Try it: Copy each line of the listing below where the word "timeframe" turns up.
>>>
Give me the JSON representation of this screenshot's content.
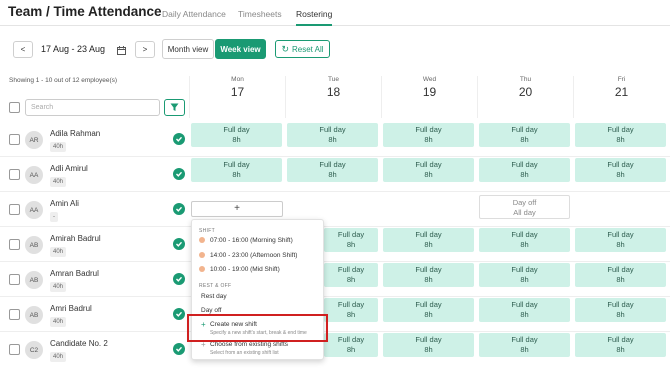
{
  "header": {
    "title": "Team  /  Time Attendance",
    "tabs": [
      "Daily Attendance",
      "Timesheets",
      "Rostering"
    ]
  },
  "toolbar": {
    "prev": "<",
    "next": ">",
    "date_range": "17 Aug - 23 Aug",
    "month_view": "Month view",
    "week_view": "Week view",
    "reset_all": "Reset All"
  },
  "sidebar": {
    "showing": "Showing 1 - 10 out of 12 employee(s)",
    "search_placeholder": "Search"
  },
  "days": [
    {
      "name": "Mon",
      "num": "17"
    },
    {
      "name": "Tue",
      "num": "18"
    },
    {
      "name": "Wed",
      "num": "19"
    },
    {
      "name": "Thu",
      "num": "20"
    },
    {
      "name": "Fri",
      "num": "21"
    }
  ],
  "employees": [
    {
      "initials": "AR",
      "name": "Adila Rahman",
      "hours": "40h"
    },
    {
      "initials": "AA",
      "name": "Adli Amirul",
      "hours": "40h"
    },
    {
      "initials": "AA",
      "name": "Amin Ali",
      "hours": "-"
    },
    {
      "initials": "AB",
      "name": "Amirah Badrul",
      "hours": "40h"
    },
    {
      "initials": "AB",
      "name": "Amran Badrul",
      "hours": "40h"
    },
    {
      "initials": "AB",
      "name": "Amri Badrul",
      "hours": "40h"
    },
    {
      "initials": "C2",
      "name": "Candidate No. 2",
      "hours": "40h"
    }
  ],
  "shift": {
    "line1": "Full day",
    "line2": "8h"
  },
  "dayoff": {
    "line1": "Day off",
    "line2": "All day"
  },
  "add_label": "+",
  "menu": {
    "shift_header": "SHIFT",
    "shifts": [
      "07:00 - 16:00 (Morning Shift)",
      "14:00 - 23:00 (Afternoon Shift)",
      "10:00 - 19:00 (Mid Shift)"
    ],
    "rest_header": "REST & OFF",
    "rest_day": "Rest day",
    "day_off": "Day off",
    "create_title": "Create new shift",
    "create_sub": "Specify a new shift's start, break & end time",
    "choose_title": "Choose from existing shifts",
    "choose_sub": "Select from an existing shift list"
  },
  "colors": {
    "accent": "#1a9a73",
    "shift_bg": "#cef1e7",
    "highlight": "#d02020"
  }
}
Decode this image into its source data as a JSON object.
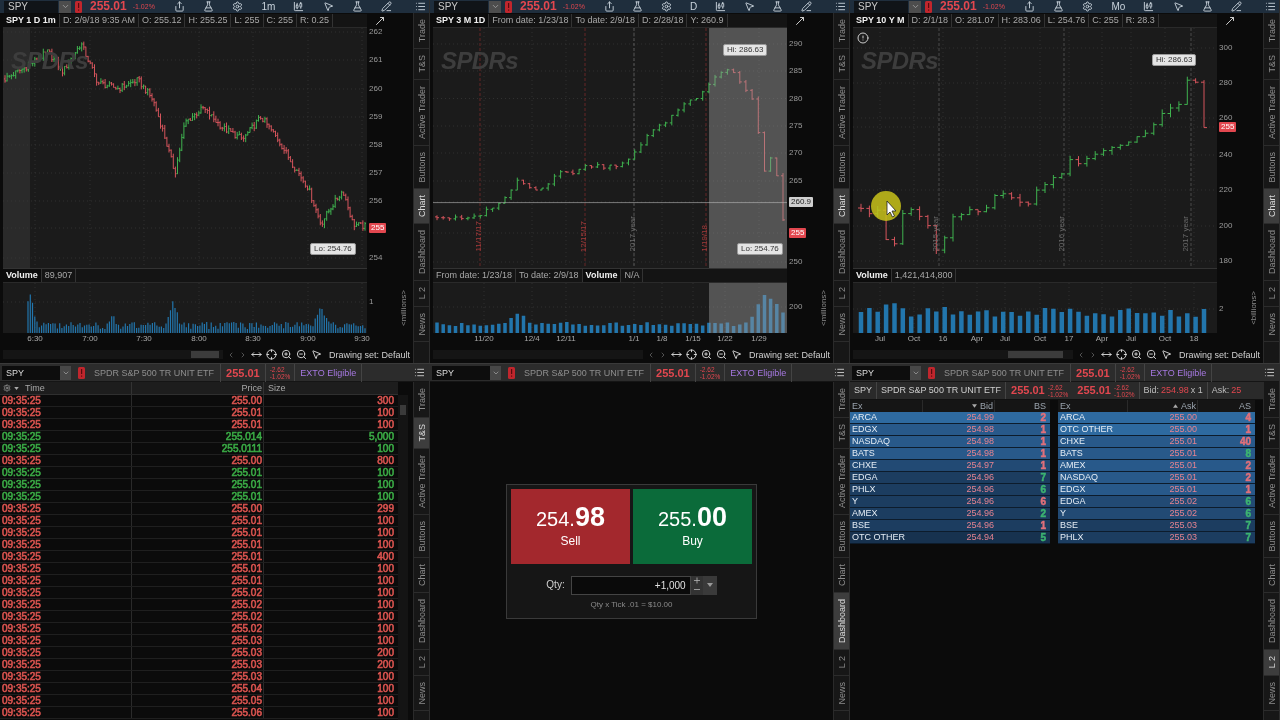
{
  "charts": [
    {
      "header": {
        "symbol": "SPY",
        "last": "255.01",
        "change_pct": "-1.02%",
        "timeframe": "1m"
      },
      "info": [
        {
          "kind": "title",
          "text": "SPY 1 D 1m"
        },
        {
          "kind": "field",
          "text": "D: 2/9/18 9:35 AM"
        },
        {
          "kind": "field",
          "text": "O: 255.12"
        },
        {
          "kind": "field",
          "text": "H: 255.25"
        },
        {
          "kind": "field",
          "text": "L: 255"
        },
        {
          "kind": "field",
          "text": "C: 255"
        },
        {
          "kind": "field",
          "text": "R: 0.25"
        }
      ],
      "logo": "SPDRs",
      "price_axis": [
        {
          "kind": "tick",
          "text": "262"
        },
        {
          "kind": "tick",
          "text": "261"
        },
        {
          "kind": "tick",
          "text": "260"
        },
        {
          "kind": "tick",
          "text": "259"
        },
        {
          "kind": "tick",
          "text": "258"
        },
        {
          "kind": "tick",
          "text": "257"
        },
        {
          "kind": "tick",
          "text": "256"
        },
        {
          "kind": "last",
          "text": "255"
        },
        {
          "kind": "tick",
          "text": "254"
        }
      ],
      "callouts": [
        "Lo: 254.76"
      ],
      "volume_info": [
        {
          "kind": "title",
          "text": "Volume"
        },
        {
          "kind": "field",
          "text": "89,907"
        }
      ],
      "volume_axis": [
        "1"
      ],
      "volume_unit": "<millions>",
      "time_axis": [
        "6:30",
        "7:00",
        "7:30",
        "8:00",
        "8:30",
        "9:00",
        "9:30"
      ],
      "drawing_set": "Drawing set: Default",
      "tabs": [
        {
          "label": "Trade",
          "selected": false
        },
        {
          "label": "T&S",
          "selected": false
        },
        {
          "label": "Active Trader",
          "selected": false
        },
        {
          "label": "Buttons",
          "selected": false
        },
        {
          "label": "Chart",
          "selected": true
        },
        {
          "label": "Dashboard",
          "selected": false
        },
        {
          "label": "L 2",
          "selected": false
        },
        {
          "label": "News",
          "selected": false
        }
      ]
    },
    {
      "header": {
        "symbol": "SPY",
        "last": "255.01",
        "change_pct": "-1.02%",
        "timeframe": "D"
      },
      "info": [
        {
          "kind": "title",
          "text": "SPY 3 M 1D"
        },
        {
          "kind": "field",
          "text": "From date: 1/23/18"
        },
        {
          "kind": "field",
          "text": "To date: 2/9/18"
        },
        {
          "kind": "field",
          "text": "D: 2/28/18"
        },
        {
          "kind": "field",
          "text": "Y: 260.9"
        }
      ],
      "logo": "SPDRs",
      "price_axis": [
        {
          "kind": "tick",
          "text": "290"
        },
        {
          "kind": "tick",
          "text": "285"
        },
        {
          "kind": "tick",
          "text": "280"
        },
        {
          "kind": "tick",
          "text": "275"
        },
        {
          "kind": "tick",
          "text": "270"
        },
        {
          "kind": "tick",
          "text": "265"
        },
        {
          "kind": "cursor",
          "text": "260.9"
        },
        {
          "kind": "last",
          "text": "255"
        },
        {
          "kind": "tick",
          "text": "250"
        }
      ],
      "callouts": [
        "Hi: 286.63",
        "Lo: 254.76"
      ],
      "markers": [
        {
          "kind": "date",
          "text": "11/17/17"
        },
        {
          "kind": "date",
          "text": "12/15/17"
        },
        {
          "kind": "year",
          "text": "2017 year"
        },
        {
          "kind": "date",
          "text": "1/19/18"
        }
      ],
      "volume_info": [
        {
          "kind": "field",
          "text": "From date: 1/23/18"
        },
        {
          "kind": "field",
          "text": "To date: 2/9/18"
        },
        {
          "kind": "title",
          "text": "Volume"
        },
        {
          "kind": "field",
          "text": "N/A"
        }
      ],
      "volume_axis": [
        "200"
      ],
      "volume_unit": "<millions>",
      "time_axis": [
        "11/20",
        "12/4",
        "12/11",
        "1/1",
        "1/8",
        "1/15",
        "1/22",
        "1/29"
      ],
      "drawing_set": "Drawing set: Default",
      "tabs": [
        {
          "label": "Trade",
          "selected": false
        },
        {
          "label": "T&S",
          "selected": false
        },
        {
          "label": "Active Trader",
          "selected": false
        },
        {
          "label": "Buttons",
          "selected": false
        },
        {
          "label": "Chart",
          "selected": true
        },
        {
          "label": "Dashboard",
          "selected": false
        },
        {
          "label": "L 2",
          "selected": false
        },
        {
          "label": "News",
          "selected": false
        }
      ]
    },
    {
      "header": {
        "symbol": "SPY",
        "last": "255.01",
        "change_pct": "-1.02%",
        "timeframe": "Mo"
      },
      "info": [
        {
          "kind": "title",
          "text": "SPY 10 Y M"
        },
        {
          "kind": "field",
          "text": "D: 2/1/18"
        },
        {
          "kind": "field",
          "text": "O: 281.07"
        },
        {
          "kind": "field",
          "text": "H: 283.06"
        },
        {
          "kind": "field",
          "text": "L: 254.76"
        },
        {
          "kind": "field",
          "text": "C: 255"
        },
        {
          "kind": "field",
          "text": "R: 28.3"
        }
      ],
      "logo": "SPDRs",
      "price_axis": [
        {
          "kind": "tick",
          "text": "300"
        },
        {
          "kind": "tick",
          "text": "280"
        },
        {
          "kind": "tick",
          "text": "260"
        },
        {
          "kind": "last",
          "text": "255"
        },
        {
          "kind": "tick",
          "text": "240"
        },
        {
          "kind": "tick",
          "text": "220"
        },
        {
          "kind": "tick",
          "text": "200"
        },
        {
          "kind": "tick",
          "text": "180"
        }
      ],
      "callouts": [
        "Hi: 286.63"
      ],
      "markers": [
        {
          "kind": "year",
          "text": "2015 year"
        },
        {
          "kind": "year",
          "text": "2016 year"
        },
        {
          "kind": "year",
          "text": "2017 year"
        }
      ],
      "volume_info": [
        {
          "kind": "title",
          "text": "Volume"
        },
        {
          "kind": "field",
          "text": "1,421,414,800"
        }
      ],
      "volume_axis": [
        "2"
      ],
      "volume_unit": "<billions>",
      "time_axis": [
        "Jul",
        "Oct",
        "16",
        "Apr",
        "Jul",
        "Oct",
        "17",
        "Apr",
        "Jul",
        "Oct",
        "18"
      ],
      "drawing_set": "Drawing set: Default",
      "tabs": [
        {
          "label": "Trade",
          "selected": false
        },
        {
          "label": "T&S",
          "selected": false
        },
        {
          "label": "Active Trader",
          "selected": false
        },
        {
          "label": "Buttons",
          "selected": false
        },
        {
          "label": "Chart",
          "selected": true
        },
        {
          "label": "Dashboard",
          "selected": false
        },
        {
          "label": "L 2",
          "selected": false
        },
        {
          "label": "News",
          "selected": false
        }
      ]
    }
  ],
  "time_and_sales": {
    "header": {
      "symbol": "SPY",
      "description": "SPDR S&P 500 TR UNIT ETF",
      "last": "255.01",
      "change": "-2.62",
      "change_pct": "-1.02%",
      "eligibility": "EXTO Eligible"
    },
    "columns": [
      "Time",
      "Price",
      "Size"
    ],
    "rows": [
      {
        "time": "09:35:25",
        "price": "255.00",
        "size": "300",
        "color": "#d9534f"
      },
      {
        "time": "09:35:25",
        "price": "255.01",
        "size": "100",
        "color": "#d9534f"
      },
      {
        "time": "09:35:25",
        "price": "255.01",
        "size": "100",
        "color": "#d9534f"
      },
      {
        "time": "09:35:25",
        "price": "255.014",
        "size": "5,000",
        "color": "#3aaa45"
      },
      {
        "time": "09:35:25",
        "price": "255.0111",
        "size": "100",
        "color": "#3aaa45"
      },
      {
        "time": "09:35:25",
        "price": "255.00",
        "size": "800",
        "color": "#d9534f"
      },
      {
        "time": "09:35:25",
        "price": "255.01",
        "size": "100",
        "color": "#3aaa45"
      },
      {
        "time": "09:35:25",
        "price": "255.01",
        "size": "100",
        "color": "#3aaa45"
      },
      {
        "time": "09:35:25",
        "price": "255.01",
        "size": "100",
        "color": "#3aaa45"
      },
      {
        "time": "09:35:25",
        "price": "255.00",
        "size": "299",
        "color": "#d9534f"
      },
      {
        "time": "09:35:25",
        "price": "255.01",
        "size": "100",
        "color": "#d9534f"
      },
      {
        "time": "09:35:25",
        "price": "255.01",
        "size": "100",
        "color": "#d9534f"
      },
      {
        "time": "09:35:25",
        "price": "255.01",
        "size": "100",
        "color": "#d9534f"
      },
      {
        "time": "09:35:25",
        "price": "255.01",
        "size": "400",
        "color": "#d9534f"
      },
      {
        "time": "09:35:25",
        "price": "255.01",
        "size": "100",
        "color": "#d9534f"
      },
      {
        "time": "09:35:25",
        "price": "255.01",
        "size": "100",
        "color": "#d9534f"
      },
      {
        "time": "09:35:25",
        "price": "255.02",
        "size": "100",
        "color": "#d9534f"
      },
      {
        "time": "09:35:25",
        "price": "255.02",
        "size": "100",
        "color": "#d9534f"
      },
      {
        "time": "09:35:25",
        "price": "255.02",
        "size": "100",
        "color": "#d9534f"
      },
      {
        "time": "09:35:25",
        "price": "255.02",
        "size": "100",
        "color": "#d9534f"
      },
      {
        "time": "09:35:25",
        "price": "255.03",
        "size": "100",
        "color": "#d9534f"
      },
      {
        "time": "09:35:25",
        "price": "255.03",
        "size": "200",
        "color": "#d9534f"
      },
      {
        "time": "09:35:25",
        "price": "255.03",
        "size": "200",
        "color": "#d9534f"
      },
      {
        "time": "09:35:25",
        "price": "255.03",
        "size": "100",
        "color": "#d9534f"
      },
      {
        "time": "09:35:25",
        "price": "255.04",
        "size": "100",
        "color": "#d9534f"
      },
      {
        "time": "09:35:25",
        "price": "255.05",
        "size": "100",
        "color": "#d9534f"
      },
      {
        "time": "09:35:25",
        "price": "255.06",
        "size": "100",
        "color": "#d9534f"
      }
    ],
    "tabs": [
      {
        "label": "Trade",
        "selected": false
      },
      {
        "label": "T&S",
        "selected": true
      },
      {
        "label": "Active Trader",
        "selected": false
      },
      {
        "label": "Buttons",
        "selected": false
      },
      {
        "label": "Chart",
        "selected": false
      },
      {
        "label": "Dashboard",
        "selected": false
      },
      {
        "label": "L 2",
        "selected": false
      },
      {
        "label": "News",
        "selected": false
      }
    ]
  },
  "order_entry": {
    "header": {
      "symbol": "SPY",
      "description": "SPDR S&P 500 TR UNIT ETF",
      "last": "255.01",
      "change": "-2.62",
      "change_pct": "-1.02%",
      "eligibility": "EXTO Eligible"
    },
    "sell": {
      "price": "254.**98**",
      "label": "Sell"
    },
    "buy": {
      "price": "255.**00**",
      "label": "Buy"
    },
    "qty": {
      "label": "Qty:",
      "value": "+1,000"
    },
    "hint": "Qty x Tick .01 = $10.00",
    "tabs": [
      {
        "label": "Trade",
        "selected": false
      },
      {
        "label": "T&S",
        "selected": false
      },
      {
        "label": "Active Trader",
        "selected": false
      },
      {
        "label": "Buttons",
        "selected": false
      },
      {
        "label": "Chart",
        "selected": false
      },
      {
        "label": "Dashboard",
        "selected": true
      },
      {
        "label": "L 2",
        "selected": false
      },
      {
        "label": "News",
        "selected": false
      }
    ]
  },
  "level2": {
    "header": {
      "symbol": "SPY",
      "description": "SPDR S&P 500 TR UNIT ETF",
      "last": "255.01",
      "change": "-2.62",
      "change_pct": "-1.02%",
      "eligibility": "EXTO Eligible"
    },
    "quote": {
      "symbol": "SPY",
      "description": "SPDR S&P 500 TR UNIT ETF",
      "quotes": [
        {
          "last": "255.01",
          "change": "-2.62",
          "change_pct": "-1.02%"
        },
        {
          "last": "255.01",
          "change": "-2.62",
          "change_pct": "-1.02%"
        }
      ],
      "bid": {
        "label": "Bid:",
        "price": "254.98",
        "size": "x 1"
      },
      "ask": {
        "label": "Ask:",
        "price": "25"
      }
    },
    "bid_columns": [
      "Ex",
      "Bid",
      "BS"
    ],
    "ask_columns": [
      "Ex",
      "Ask",
      "AS"
    ],
    "bids": [
      {
        "ex": "ARCA",
        "price": "254.99",
        "size": {
          "text": "2",
          "color": "#e0707a"
        },
        "color": "#2e6aa0"
      },
      {
        "ex": "EDGX",
        "price": "254.98",
        "size": {
          "text": "1",
          "color": "#e0707a"
        },
        "color": "#28598a"
      },
      {
        "ex": "NASDAQ",
        "price": "254.98",
        "size": {
          "text": "1",
          "color": "#e0707a"
        },
        "color": "#28598a"
      },
      {
        "ex": "BATS",
        "price": "254.98",
        "size": {
          "text": "1",
          "color": "#e0707a"
        },
        "color": "#28598a"
      },
      {
        "ex": "CHXE",
        "price": "254.97",
        "size": {
          "text": "1",
          "color": "#e0707a"
        },
        "color": "#224a74"
      },
      {
        "ex": "EDGA",
        "price": "254.96",
        "size": {
          "text": "7",
          "color": "#3cb371"
        },
        "color": "#1c3d60"
      },
      {
        "ex": "PHLX",
        "price": "254.96",
        "size": {
          "text": "6",
          "color": "#3cb371"
        },
        "color": "#1c3d60"
      },
      {
        "ex": "Y",
        "price": "254.96",
        "size": {
          "text": "6",
          "color": "#e0707a"
        },
        "color": "#1c3d60"
      },
      {
        "ex": "AMEX",
        "price": "254.96",
        "size": {
          "text": "2",
          "color": "#3cb371"
        },
        "color": "#1c3d60"
      },
      {
        "ex": "BSE",
        "price": "254.96",
        "size": {
          "text": "1",
          "color": "#e0707a"
        },
        "color": "#1c3d60"
      },
      {
        "ex": "OTC OTHER",
        "price": "254.94",
        "size": {
          "text": "5",
          "color": "#3cb371"
        },
        "color": "#17324f"
      }
    ],
    "asks": [
      {
        "ex": "ARCA",
        "price": "255.00",
        "size": {
          "text": "4",
          "color": "#e0707a"
        },
        "color": "#2e6aa0"
      },
      {
        "ex": "OTC OTHER",
        "price": "255.00",
        "size": {
          "text": "1",
          "color": "#e0707a"
        },
        "color": "#2e6aa0"
      },
      {
        "ex": "CHXE",
        "price": "255.01",
        "size": {
          "text": "40",
          "color": "#e0707a"
        },
        "color": "#28598a"
      },
      {
        "ex": "BATS",
        "price": "255.01",
        "size": {
          "text": "8",
          "color": "#3cb371"
        },
        "color": "#28598a"
      },
      {
        "ex": "AMEX",
        "price": "255.01",
        "size": {
          "text": "2",
          "color": "#e0707a"
        },
        "color": "#28598a"
      },
      {
        "ex": "NASDAQ",
        "price": "255.01",
        "size": {
          "text": "2",
          "color": "#e0707a"
        },
        "color": "#28598a"
      },
      {
        "ex": "EDGX",
        "price": "255.01",
        "size": {
          "text": "1",
          "color": "#e0707a"
        },
        "color": "#28598a"
      },
      {
        "ex": "EDGA",
        "price": "255.02",
        "size": {
          "text": "6",
          "color": "#3cb371"
        },
        "color": "#224a74"
      },
      {
        "ex": "Y",
        "price": "255.02",
        "size": {
          "text": "6",
          "color": "#3cb371"
        },
        "color": "#224a74"
      },
      {
        "ex": "BSE",
        "price": "255.03",
        "size": {
          "text": "7",
          "color": "#3cb371"
        },
        "color": "#1c3d60"
      },
      {
        "ex": "PHLX",
        "price": "255.03",
        "size": {
          "text": "7",
          "color": "#3cb371"
        },
        "color": "#1c3d60"
      }
    ],
    "tabs": [
      {
        "label": "Trade",
        "selected": false
      },
      {
        "label": "T&S",
        "selected": false
      },
      {
        "label": "Active Trader",
        "selected": false
      },
      {
        "label": "Buttons",
        "selected": false
      },
      {
        "label": "Chart",
        "selected": false
      },
      {
        "label": "Dashboard",
        "selected": false
      },
      {
        "label": "L 2",
        "selected": true
      },
      {
        "label": "News",
        "selected": false
      }
    ]
  }
}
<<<
Written answer:
        "timeframe": "1m"
        "timeframe": "D"
        "timeframe": "Mo"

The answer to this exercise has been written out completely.